[Data entries]
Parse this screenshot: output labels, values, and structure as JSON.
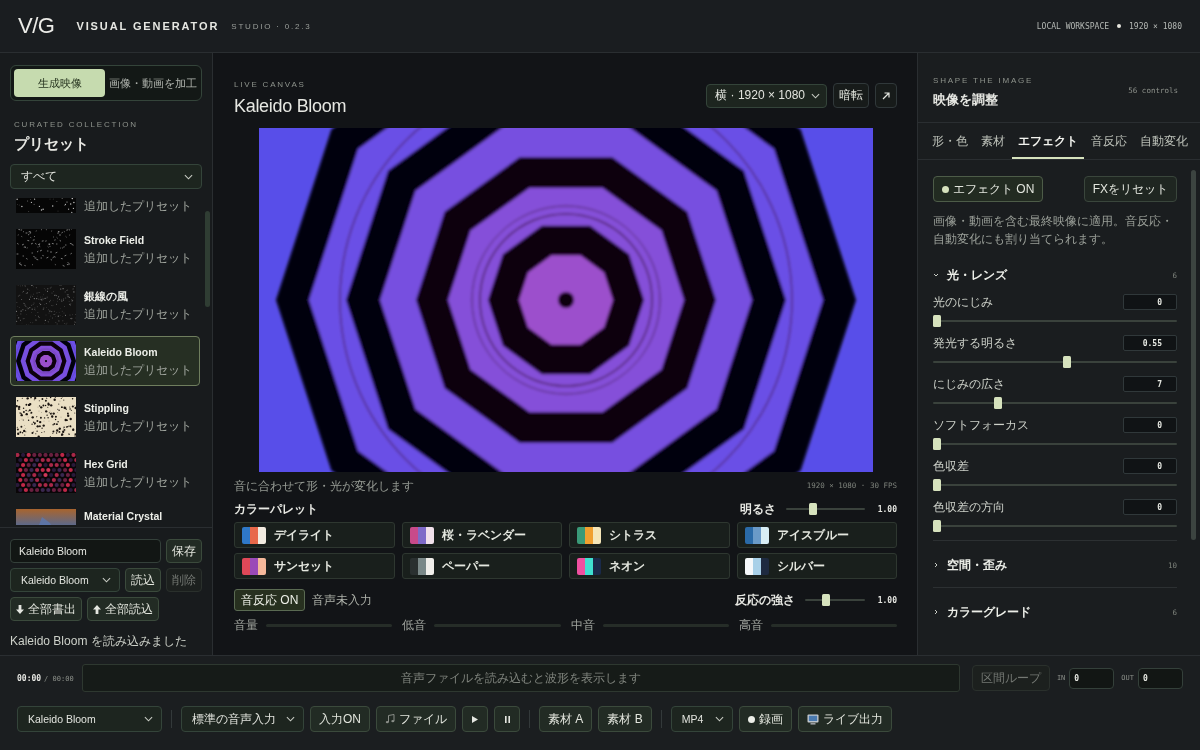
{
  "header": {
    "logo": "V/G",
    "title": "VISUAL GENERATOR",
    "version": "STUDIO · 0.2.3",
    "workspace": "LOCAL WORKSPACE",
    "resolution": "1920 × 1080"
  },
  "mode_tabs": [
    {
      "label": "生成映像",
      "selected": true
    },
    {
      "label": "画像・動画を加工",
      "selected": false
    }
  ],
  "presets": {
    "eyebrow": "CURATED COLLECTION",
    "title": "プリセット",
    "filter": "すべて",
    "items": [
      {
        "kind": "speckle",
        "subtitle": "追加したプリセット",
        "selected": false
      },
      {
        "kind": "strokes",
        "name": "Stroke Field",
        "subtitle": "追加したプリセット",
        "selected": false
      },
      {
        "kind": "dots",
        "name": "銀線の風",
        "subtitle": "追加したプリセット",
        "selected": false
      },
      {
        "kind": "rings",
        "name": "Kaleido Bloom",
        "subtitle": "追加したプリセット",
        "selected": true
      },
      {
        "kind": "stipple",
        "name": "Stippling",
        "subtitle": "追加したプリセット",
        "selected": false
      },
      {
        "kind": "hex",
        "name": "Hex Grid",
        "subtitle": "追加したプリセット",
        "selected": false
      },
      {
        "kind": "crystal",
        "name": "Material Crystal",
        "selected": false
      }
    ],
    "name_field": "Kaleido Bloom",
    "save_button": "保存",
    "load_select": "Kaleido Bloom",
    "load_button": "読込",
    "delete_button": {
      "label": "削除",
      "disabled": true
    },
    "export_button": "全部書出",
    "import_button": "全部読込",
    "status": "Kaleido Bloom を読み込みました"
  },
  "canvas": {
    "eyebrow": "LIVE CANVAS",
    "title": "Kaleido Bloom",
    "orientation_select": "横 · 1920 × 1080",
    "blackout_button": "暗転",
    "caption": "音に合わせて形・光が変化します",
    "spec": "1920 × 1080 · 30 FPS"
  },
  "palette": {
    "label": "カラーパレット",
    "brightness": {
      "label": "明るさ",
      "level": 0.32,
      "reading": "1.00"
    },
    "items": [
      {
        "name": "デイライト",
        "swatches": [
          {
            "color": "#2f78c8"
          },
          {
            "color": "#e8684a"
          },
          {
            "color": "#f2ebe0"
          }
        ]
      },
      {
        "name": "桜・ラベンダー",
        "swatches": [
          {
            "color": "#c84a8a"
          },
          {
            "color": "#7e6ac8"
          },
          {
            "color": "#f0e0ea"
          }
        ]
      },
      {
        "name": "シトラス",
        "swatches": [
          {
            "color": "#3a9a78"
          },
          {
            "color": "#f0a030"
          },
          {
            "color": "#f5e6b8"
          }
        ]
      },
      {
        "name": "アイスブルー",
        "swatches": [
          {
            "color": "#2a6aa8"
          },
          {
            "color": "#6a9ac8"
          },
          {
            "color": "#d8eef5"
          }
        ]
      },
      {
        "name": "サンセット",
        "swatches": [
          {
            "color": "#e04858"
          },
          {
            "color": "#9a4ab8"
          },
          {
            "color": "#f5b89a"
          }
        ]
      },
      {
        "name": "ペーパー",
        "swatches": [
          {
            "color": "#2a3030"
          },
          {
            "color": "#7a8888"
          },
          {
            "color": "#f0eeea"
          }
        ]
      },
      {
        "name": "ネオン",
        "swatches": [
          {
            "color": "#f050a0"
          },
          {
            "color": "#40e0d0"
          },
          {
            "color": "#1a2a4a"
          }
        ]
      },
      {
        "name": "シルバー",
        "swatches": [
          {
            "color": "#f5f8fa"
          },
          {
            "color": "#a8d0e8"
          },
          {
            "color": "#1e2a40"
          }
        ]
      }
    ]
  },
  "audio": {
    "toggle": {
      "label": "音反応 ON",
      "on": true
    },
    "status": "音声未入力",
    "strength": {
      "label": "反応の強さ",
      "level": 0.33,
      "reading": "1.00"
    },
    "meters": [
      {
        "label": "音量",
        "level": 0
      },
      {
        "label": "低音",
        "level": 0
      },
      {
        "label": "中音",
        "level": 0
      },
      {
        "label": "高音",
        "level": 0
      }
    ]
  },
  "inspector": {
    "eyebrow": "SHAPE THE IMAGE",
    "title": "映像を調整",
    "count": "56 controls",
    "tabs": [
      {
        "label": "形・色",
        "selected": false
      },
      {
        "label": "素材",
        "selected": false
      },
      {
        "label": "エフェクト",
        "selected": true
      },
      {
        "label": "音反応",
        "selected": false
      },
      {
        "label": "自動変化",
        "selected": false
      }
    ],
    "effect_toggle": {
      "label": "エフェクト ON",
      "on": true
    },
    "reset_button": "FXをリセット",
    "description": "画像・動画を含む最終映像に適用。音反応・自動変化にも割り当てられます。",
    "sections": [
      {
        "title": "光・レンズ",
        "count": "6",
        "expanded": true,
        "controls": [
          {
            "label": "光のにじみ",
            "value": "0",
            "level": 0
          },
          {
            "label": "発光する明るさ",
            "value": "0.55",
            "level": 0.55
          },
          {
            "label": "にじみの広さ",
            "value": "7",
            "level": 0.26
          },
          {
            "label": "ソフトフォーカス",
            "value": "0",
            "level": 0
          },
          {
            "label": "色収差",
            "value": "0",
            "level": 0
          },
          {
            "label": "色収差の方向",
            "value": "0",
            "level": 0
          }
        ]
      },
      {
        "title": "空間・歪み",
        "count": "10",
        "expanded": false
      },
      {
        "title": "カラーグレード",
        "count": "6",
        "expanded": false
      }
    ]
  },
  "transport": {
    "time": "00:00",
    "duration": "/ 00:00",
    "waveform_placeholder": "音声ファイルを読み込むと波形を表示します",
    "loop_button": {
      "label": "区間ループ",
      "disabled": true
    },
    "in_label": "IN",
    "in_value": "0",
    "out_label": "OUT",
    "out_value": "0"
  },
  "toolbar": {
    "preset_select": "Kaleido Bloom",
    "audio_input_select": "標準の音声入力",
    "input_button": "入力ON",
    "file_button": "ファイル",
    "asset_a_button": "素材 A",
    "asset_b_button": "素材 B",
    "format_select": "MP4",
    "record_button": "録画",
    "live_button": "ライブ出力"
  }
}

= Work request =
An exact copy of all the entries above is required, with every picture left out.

= Response below =
Parse this screenshot: output labels, values, and structure as JSON.
{
  "header": {
    "logo": "V/G",
    "title": "VISUAL GENERATOR",
    "version": "STUDIO · 0.2.3",
    "workspace": "LOCAL WORKSPACE",
    "resolution": "1920 × 1080"
  },
  "mode_tabs": [
    {
      "label": "生成映像",
      "selected": true
    },
    {
      "label": "画像・動画を加工",
      "selected": false
    }
  ],
  "presets": {
    "eyebrow": "CURATED COLLECTION",
    "title": "プリセット",
    "filter": "すべて",
    "items": [
      {
        "kind": "speckle",
        "subtitle": "追加したプリセット",
        "selected": false
      },
      {
        "kind": "strokes",
        "name": "Stroke Field",
        "subtitle": "追加したプリセット",
        "selected": false
      },
      {
        "kind": "dots",
        "name": "銀線の風",
        "subtitle": "追加したプリセット",
        "selected": false
      },
      {
        "kind": "rings",
        "name": "Kaleido Bloom",
        "subtitle": "追加したプリセット",
        "selected": true
      },
      {
        "kind": "stipple",
        "name": "Stippling",
        "subtitle": "追加したプリセット",
        "selected": false
      },
      {
        "kind": "hex",
        "name": "Hex Grid",
        "subtitle": "追加したプリセット",
        "selected": false
      },
      {
        "kind": "crystal",
        "name": "Material Crystal",
        "selected": false
      }
    ],
    "name_field": "Kaleido Bloom",
    "save_button": "保存",
    "load_select": "Kaleido Bloom",
    "load_button": "読込",
    "delete_button": {
      "label": "削除",
      "disabled": true
    },
    "export_button": "全部書出",
    "import_button": "全部読込",
    "status": "Kaleido Bloom を読み込みました"
  },
  "canvas": {
    "eyebrow": "LIVE CANVAS",
    "title": "Kaleido Bloom",
    "orientation_select": "横 · 1920 × 1080",
    "blackout_button": "暗転",
    "caption": "音に合わせて形・光が変化します",
    "spec": "1920 × 1080 · 30 FPS"
  },
  "palette": {
    "label": "カラーパレット",
    "brightness": {
      "label": "明るさ",
      "level": 0.32,
      "reading": "1.00"
    },
    "items": [
      {
        "name": "デイライト",
        "swatches": [
          {
            "color": "#2f78c8"
          },
          {
            "color": "#e8684a"
          },
          {
            "color": "#f2ebe0"
          }
        ]
      },
      {
        "name": "桜・ラベンダー",
        "swatches": [
          {
            "color": "#c84a8a"
          },
          {
            "color": "#7e6ac8"
          },
          {
            "color": "#f0e0ea"
          }
        ]
      },
      {
        "name": "シトラス",
        "swatches": [
          {
            "color": "#3a9a78"
          },
          {
            "color": "#f0a030"
          },
          {
            "color": "#f5e6b8"
          }
        ]
      },
      {
        "name": "アイスブルー",
        "swatches": [
          {
            "color": "#2a6aa8"
          },
          {
            "color": "#6a9ac8"
          },
          {
            "color": "#d8eef5"
          }
        ]
      },
      {
        "name": "サンセット",
        "swatches": [
          {
            "color": "#e04858"
          },
          {
            "color": "#9a4ab8"
          },
          {
            "color": "#f5b89a"
          }
        ]
      },
      {
        "name": "ペーパー",
        "swatches": [
          {
            "color": "#2a3030"
          },
          {
            "color": "#7a8888"
          },
          {
            "color": "#f0eeea"
          }
        ]
      },
      {
        "name": "ネオン",
        "swatches": [
          {
            "color": "#f050a0"
          },
          {
            "color": "#40e0d0"
          },
          {
            "color": "#1a2a4a"
          }
        ]
      },
      {
        "name": "シルバー",
        "swatches": [
          {
            "color": "#f5f8fa"
          },
          {
            "color": "#a8d0e8"
          },
          {
            "color": "#1e2a40"
          }
        ]
      }
    ]
  },
  "audio": {
    "toggle": {
      "label": "音反応 ON",
      "on": true
    },
    "status": "音声未入力",
    "strength": {
      "label": "反応の強さ",
      "level": 0.33,
      "reading": "1.00"
    },
    "meters": [
      {
        "label": "音量",
        "level": 0
      },
      {
        "label": "低音",
        "level": 0
      },
      {
        "label": "中音",
        "level": 0
      },
      {
        "label": "高音",
        "level": 0
      }
    ]
  },
  "inspector": {
    "eyebrow": "SHAPE THE IMAGE",
    "title": "映像を調整",
    "count": "56 controls",
    "tabs": [
      {
        "label": "形・色",
        "selected": false
      },
      {
        "label": "素材",
        "selected": false
      },
      {
        "label": "エフェクト",
        "selected": true
      },
      {
        "label": "音反応",
        "selected": false
      },
      {
        "label": "自動変化",
        "selected": false
      }
    ],
    "effect_toggle": {
      "label": "エフェクト ON",
      "on": true
    },
    "reset_button": "FXをリセット",
    "description": "画像・動画を含む最終映像に適用。音反応・自動変化にも割り当てられます。",
    "sections": [
      {
        "title": "光・レンズ",
        "count": "6",
        "expanded": true,
        "controls": [
          {
            "label": "光のにじみ",
            "value": "0",
            "level": 0
          },
          {
            "label": "発光する明るさ",
            "value": "0.55",
            "level": 0.55
          },
          {
            "label": "にじみの広さ",
            "value": "7",
            "level": 0.26
          },
          {
            "label": "ソフトフォーカス",
            "value": "0",
            "level": 0
          },
          {
            "label": "色収差",
            "value": "0",
            "level": 0
          },
          {
            "label": "色収差の方向",
            "value": "0",
            "level": 0
          }
        ]
      },
      {
        "title": "空間・歪み",
        "count": "10",
        "expanded": false
      },
      {
        "title": "カラーグレード",
        "count": "6",
        "expanded": false
      }
    ]
  },
  "transport": {
    "time": "00:00",
    "duration": "/ 00:00",
    "waveform_placeholder": "音声ファイルを読み込むと波形を表示します",
    "loop_button": {
      "label": "区間ループ",
      "disabled": true
    },
    "in_label": "IN",
    "in_value": "0",
    "out_label": "OUT",
    "out_value": "0"
  },
  "toolbar": {
    "preset_select": "Kaleido Bloom",
    "audio_input_select": "標準の音声入力",
    "input_button": "入力ON",
    "file_button": "ファイル",
    "asset_a_button": "素材 A",
    "asset_b_button": "素材 B",
    "format_select": "MP4",
    "record_button": "録画",
    "live_button": "ライブ出力"
  }
}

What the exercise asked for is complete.